[Entries from a dataset of interfaces]
---*---
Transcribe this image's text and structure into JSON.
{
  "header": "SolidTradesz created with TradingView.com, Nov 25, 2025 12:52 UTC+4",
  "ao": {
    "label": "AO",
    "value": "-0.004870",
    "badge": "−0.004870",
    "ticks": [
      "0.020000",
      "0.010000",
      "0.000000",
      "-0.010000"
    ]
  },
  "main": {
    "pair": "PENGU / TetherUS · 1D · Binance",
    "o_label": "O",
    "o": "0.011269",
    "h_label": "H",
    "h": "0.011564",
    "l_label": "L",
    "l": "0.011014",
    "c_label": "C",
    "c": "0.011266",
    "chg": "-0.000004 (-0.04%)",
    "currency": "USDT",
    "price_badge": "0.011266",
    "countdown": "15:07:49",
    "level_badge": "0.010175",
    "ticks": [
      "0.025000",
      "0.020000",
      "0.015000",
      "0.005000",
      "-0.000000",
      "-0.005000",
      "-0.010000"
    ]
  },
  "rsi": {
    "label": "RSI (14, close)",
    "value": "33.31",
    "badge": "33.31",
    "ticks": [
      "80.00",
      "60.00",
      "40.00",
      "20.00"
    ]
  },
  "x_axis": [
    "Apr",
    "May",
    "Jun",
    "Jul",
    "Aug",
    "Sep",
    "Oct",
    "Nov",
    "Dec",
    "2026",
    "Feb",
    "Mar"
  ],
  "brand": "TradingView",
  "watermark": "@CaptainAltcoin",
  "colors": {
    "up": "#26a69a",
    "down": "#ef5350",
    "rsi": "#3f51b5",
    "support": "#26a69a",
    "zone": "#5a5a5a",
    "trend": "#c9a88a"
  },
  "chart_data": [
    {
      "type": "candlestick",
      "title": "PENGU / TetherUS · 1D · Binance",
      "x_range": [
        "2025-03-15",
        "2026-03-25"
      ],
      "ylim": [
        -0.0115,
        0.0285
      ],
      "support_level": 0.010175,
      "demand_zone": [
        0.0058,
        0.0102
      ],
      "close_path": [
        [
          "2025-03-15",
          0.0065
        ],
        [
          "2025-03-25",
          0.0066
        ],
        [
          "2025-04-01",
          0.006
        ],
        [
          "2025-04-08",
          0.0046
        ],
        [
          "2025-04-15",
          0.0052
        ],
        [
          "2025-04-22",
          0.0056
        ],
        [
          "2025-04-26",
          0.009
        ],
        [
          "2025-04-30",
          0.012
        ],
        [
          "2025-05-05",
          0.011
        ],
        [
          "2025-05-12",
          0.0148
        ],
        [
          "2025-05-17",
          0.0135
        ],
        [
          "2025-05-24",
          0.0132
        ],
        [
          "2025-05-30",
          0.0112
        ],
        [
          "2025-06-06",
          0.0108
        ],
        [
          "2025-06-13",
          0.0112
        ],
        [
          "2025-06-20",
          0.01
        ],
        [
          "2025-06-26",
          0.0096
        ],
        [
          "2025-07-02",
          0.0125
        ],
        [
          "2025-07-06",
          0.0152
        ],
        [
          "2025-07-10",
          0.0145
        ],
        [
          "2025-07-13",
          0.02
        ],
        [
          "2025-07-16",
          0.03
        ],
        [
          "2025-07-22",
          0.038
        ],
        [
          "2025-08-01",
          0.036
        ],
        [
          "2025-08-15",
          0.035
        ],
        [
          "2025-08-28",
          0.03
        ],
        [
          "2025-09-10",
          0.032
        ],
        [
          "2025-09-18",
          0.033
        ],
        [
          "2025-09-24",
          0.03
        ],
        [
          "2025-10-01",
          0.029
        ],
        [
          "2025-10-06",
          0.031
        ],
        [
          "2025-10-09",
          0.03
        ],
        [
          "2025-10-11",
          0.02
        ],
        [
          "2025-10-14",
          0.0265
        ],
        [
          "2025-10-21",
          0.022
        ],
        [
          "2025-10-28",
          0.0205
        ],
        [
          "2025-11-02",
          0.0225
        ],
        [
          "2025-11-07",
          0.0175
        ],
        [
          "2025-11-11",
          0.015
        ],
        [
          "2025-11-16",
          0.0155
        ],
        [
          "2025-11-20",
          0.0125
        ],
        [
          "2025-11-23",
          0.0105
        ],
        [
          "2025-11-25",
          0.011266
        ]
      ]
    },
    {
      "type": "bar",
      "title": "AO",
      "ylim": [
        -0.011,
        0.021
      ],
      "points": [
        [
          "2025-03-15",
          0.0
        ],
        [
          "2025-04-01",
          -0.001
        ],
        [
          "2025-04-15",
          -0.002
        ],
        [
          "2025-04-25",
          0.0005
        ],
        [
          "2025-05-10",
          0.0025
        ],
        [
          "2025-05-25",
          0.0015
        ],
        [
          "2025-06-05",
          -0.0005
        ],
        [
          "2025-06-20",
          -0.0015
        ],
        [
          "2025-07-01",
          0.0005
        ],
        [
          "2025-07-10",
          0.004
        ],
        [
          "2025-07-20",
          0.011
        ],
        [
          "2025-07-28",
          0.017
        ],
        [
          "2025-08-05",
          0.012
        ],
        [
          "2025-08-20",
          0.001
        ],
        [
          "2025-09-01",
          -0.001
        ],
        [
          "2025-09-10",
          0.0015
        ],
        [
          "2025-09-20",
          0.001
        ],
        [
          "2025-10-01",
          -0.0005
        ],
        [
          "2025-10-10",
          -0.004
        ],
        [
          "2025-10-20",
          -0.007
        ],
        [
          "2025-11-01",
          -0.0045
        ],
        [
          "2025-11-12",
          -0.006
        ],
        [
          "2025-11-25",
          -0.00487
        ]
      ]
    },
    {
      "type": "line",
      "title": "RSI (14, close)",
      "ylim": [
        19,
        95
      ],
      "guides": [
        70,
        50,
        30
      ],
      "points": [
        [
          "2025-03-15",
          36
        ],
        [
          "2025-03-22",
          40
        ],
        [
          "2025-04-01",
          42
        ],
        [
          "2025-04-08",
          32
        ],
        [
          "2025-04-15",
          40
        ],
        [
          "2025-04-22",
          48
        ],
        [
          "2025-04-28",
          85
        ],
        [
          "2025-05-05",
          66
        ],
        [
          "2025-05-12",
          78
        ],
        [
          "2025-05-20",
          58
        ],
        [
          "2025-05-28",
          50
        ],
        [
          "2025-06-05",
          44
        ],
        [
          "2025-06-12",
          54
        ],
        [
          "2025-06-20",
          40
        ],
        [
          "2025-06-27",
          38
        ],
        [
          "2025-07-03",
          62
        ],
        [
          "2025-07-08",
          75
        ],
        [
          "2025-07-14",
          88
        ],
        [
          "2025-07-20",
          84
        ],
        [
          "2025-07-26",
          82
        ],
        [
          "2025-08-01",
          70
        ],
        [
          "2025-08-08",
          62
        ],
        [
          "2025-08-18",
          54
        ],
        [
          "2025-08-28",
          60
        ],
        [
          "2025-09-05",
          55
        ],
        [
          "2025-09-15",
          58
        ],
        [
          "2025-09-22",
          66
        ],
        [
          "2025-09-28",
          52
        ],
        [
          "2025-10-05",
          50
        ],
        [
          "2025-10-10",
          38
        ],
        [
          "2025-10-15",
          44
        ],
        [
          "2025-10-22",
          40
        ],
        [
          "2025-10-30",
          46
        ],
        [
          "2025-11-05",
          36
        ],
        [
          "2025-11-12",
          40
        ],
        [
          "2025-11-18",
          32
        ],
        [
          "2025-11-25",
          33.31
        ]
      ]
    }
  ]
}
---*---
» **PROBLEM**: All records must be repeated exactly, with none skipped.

» **RESPONSE AREA**:
Transcribe this image's text and structure into JSON.
{
  "header": "SolidTradesz created with TradingView.com, Nov 25, 2025 12:52 UTC+4",
  "ao": {
    "label": "AO",
    "value": "-0.004870",
    "badge": "−0.004870",
    "ticks": [
      "0.020000",
      "0.010000",
      "0.000000",
      "-0.010000"
    ]
  },
  "main": {
    "pair": "PENGU / TetherUS · 1D · Binance",
    "o_label": "O",
    "o": "0.011269",
    "h_label": "H",
    "h": "0.011564",
    "l_label": "L",
    "l": "0.011014",
    "c_label": "C",
    "c": "0.011266",
    "chg": "-0.000004 (-0.04%)",
    "currency": "USDT",
    "price_badge": "0.011266",
    "countdown": "15:07:49",
    "level_badge": "0.010175",
    "ticks": [
      "0.025000",
      "0.020000",
      "0.015000",
      "0.005000",
      "-0.000000",
      "-0.005000",
      "-0.010000"
    ]
  },
  "rsi": {
    "label": "RSI (14, close)",
    "value": "33.31",
    "badge": "33.31",
    "ticks": [
      "80.00",
      "60.00",
      "40.00",
      "20.00"
    ]
  },
  "x_axis": [
    "Apr",
    "May",
    "Jun",
    "Jul",
    "Aug",
    "Sep",
    "Oct",
    "Nov",
    "Dec",
    "2026",
    "Feb",
    "Mar"
  ],
  "brand": "TradingView",
  "watermark": "@CaptainAltcoin",
  "colors": {
    "up": "#26a69a",
    "down": "#ef5350",
    "rsi": "#3f51b5",
    "support": "#26a69a",
    "zone": "#5a5a5a",
    "trend": "#c9a88a"
  },
  "chart_data": [
    {
      "type": "candlestick",
      "title": "PENGU / TetherUS · 1D · Binance",
      "x_range": [
        "2025-03-15",
        "2026-03-25"
      ],
      "ylim": [
        -0.0115,
        0.0285
      ],
      "support_level": 0.010175,
      "demand_zone": [
        0.0058,
        0.0102
      ],
      "close_path": [
        [
          "2025-03-15",
          0.0065
        ],
        [
          "2025-03-25",
          0.0066
        ],
        [
          "2025-04-01",
          0.006
        ],
        [
          "2025-04-08",
          0.0046
        ],
        [
          "2025-04-15",
          0.0052
        ],
        [
          "2025-04-22",
          0.0056
        ],
        [
          "2025-04-26",
          0.009
        ],
        [
          "2025-04-30",
          0.012
        ],
        [
          "2025-05-05",
          0.011
        ],
        [
          "2025-05-12",
          0.0148
        ],
        [
          "2025-05-17",
          0.0135
        ],
        [
          "2025-05-24",
          0.0132
        ],
        [
          "2025-05-30",
          0.0112
        ],
        [
          "2025-06-06",
          0.0108
        ],
        [
          "2025-06-13",
          0.0112
        ],
        [
          "2025-06-20",
          0.01
        ],
        [
          "2025-06-26",
          0.0096
        ],
        [
          "2025-07-02",
          0.0125
        ],
        [
          "2025-07-06",
          0.0152
        ],
        [
          "2025-07-10",
          0.0145
        ],
        [
          "2025-07-13",
          0.02
        ],
        [
          "2025-07-16",
          0.03
        ],
        [
          "2025-07-22",
          0.038
        ],
        [
          "2025-08-01",
          0.036
        ],
        [
          "2025-08-15",
          0.035
        ],
        [
          "2025-08-28",
          0.03
        ],
        [
          "2025-09-10",
          0.032
        ],
        [
          "2025-09-18",
          0.033
        ],
        [
          "2025-09-24",
          0.03
        ],
        [
          "2025-10-01",
          0.029
        ],
        [
          "2025-10-06",
          0.031
        ],
        [
          "2025-10-09",
          0.03
        ],
        [
          "2025-10-11",
          0.02
        ],
        [
          "2025-10-14",
          0.0265
        ],
        [
          "2025-10-21",
          0.022
        ],
        [
          "2025-10-28",
          0.0205
        ],
        [
          "2025-11-02",
          0.0225
        ],
        [
          "2025-11-07",
          0.0175
        ],
        [
          "2025-11-11",
          0.015
        ],
        [
          "2025-11-16",
          0.0155
        ],
        [
          "2025-11-20",
          0.0125
        ],
        [
          "2025-11-23",
          0.0105
        ],
        [
          "2025-11-25",
          0.011266
        ]
      ]
    },
    {
      "type": "bar",
      "title": "AO",
      "ylim": [
        -0.011,
        0.021
      ],
      "points": [
        [
          "2025-03-15",
          0.0
        ],
        [
          "2025-04-01",
          -0.001
        ],
        [
          "2025-04-15",
          -0.002
        ],
        [
          "2025-04-25",
          0.0005
        ],
        [
          "2025-05-10",
          0.0025
        ],
        [
          "2025-05-25",
          0.0015
        ],
        [
          "2025-06-05",
          -0.0005
        ],
        [
          "2025-06-20",
          -0.0015
        ],
        [
          "2025-07-01",
          0.0005
        ],
        [
          "2025-07-10",
          0.004
        ],
        [
          "2025-07-20",
          0.011
        ],
        [
          "2025-07-28",
          0.017
        ],
        [
          "2025-08-05",
          0.012
        ],
        [
          "2025-08-20",
          0.001
        ],
        [
          "2025-09-01",
          -0.001
        ],
        [
          "2025-09-10",
          0.0015
        ],
        [
          "2025-09-20",
          0.001
        ],
        [
          "2025-10-01",
          -0.0005
        ],
        [
          "2025-10-10",
          -0.004
        ],
        [
          "2025-10-20",
          -0.007
        ],
        [
          "2025-11-01",
          -0.0045
        ],
        [
          "2025-11-12",
          -0.006
        ],
        [
          "2025-11-25",
          -0.00487
        ]
      ]
    },
    {
      "type": "line",
      "title": "RSI (14, close)",
      "ylim": [
        19,
        95
      ],
      "guides": [
        70,
        50,
        30
      ],
      "points": [
        [
          "2025-03-15",
          36
        ],
        [
          "2025-03-22",
          40
        ],
        [
          "2025-04-01",
          42
        ],
        [
          "2025-04-08",
          32
        ],
        [
          "2025-04-15",
          40
        ],
        [
          "2025-04-22",
          48
        ],
        [
          "2025-04-28",
          85
        ],
        [
          "2025-05-05",
          66
        ],
        [
          "2025-05-12",
          78
        ],
        [
          "2025-05-20",
          58
        ],
        [
          "2025-05-28",
          50
        ],
        [
          "2025-06-05",
          44
        ],
        [
          "2025-06-12",
          54
        ],
        [
          "2025-06-20",
          40
        ],
        [
          "2025-06-27",
          38
        ],
        [
          "2025-07-03",
          62
        ],
        [
          "2025-07-08",
          75
        ],
        [
          "2025-07-14",
          88
        ],
        [
          "2025-07-20",
          84
        ],
        [
          "2025-07-26",
          82
        ],
        [
          "2025-08-01",
          70
        ],
        [
          "2025-08-08",
          62
        ],
        [
          "2025-08-18",
          54
        ],
        [
          "2025-08-28",
          60
        ],
        [
          "2025-09-05",
          55
        ],
        [
          "2025-09-15",
          58
        ],
        [
          "2025-09-22",
          66
        ],
        [
          "2025-09-28",
          52
        ],
        [
          "2025-10-05",
          50
        ],
        [
          "2025-10-10",
          38
        ],
        [
          "2025-10-15",
          44
        ],
        [
          "2025-10-22",
          40
        ],
        [
          "2025-10-30",
          46
        ],
        [
          "2025-11-05",
          36
        ],
        [
          "2025-11-12",
          40
        ],
        [
          "2025-11-18",
          32
        ],
        [
          "2025-11-25",
          33.31
        ]
      ]
    }
  ]
}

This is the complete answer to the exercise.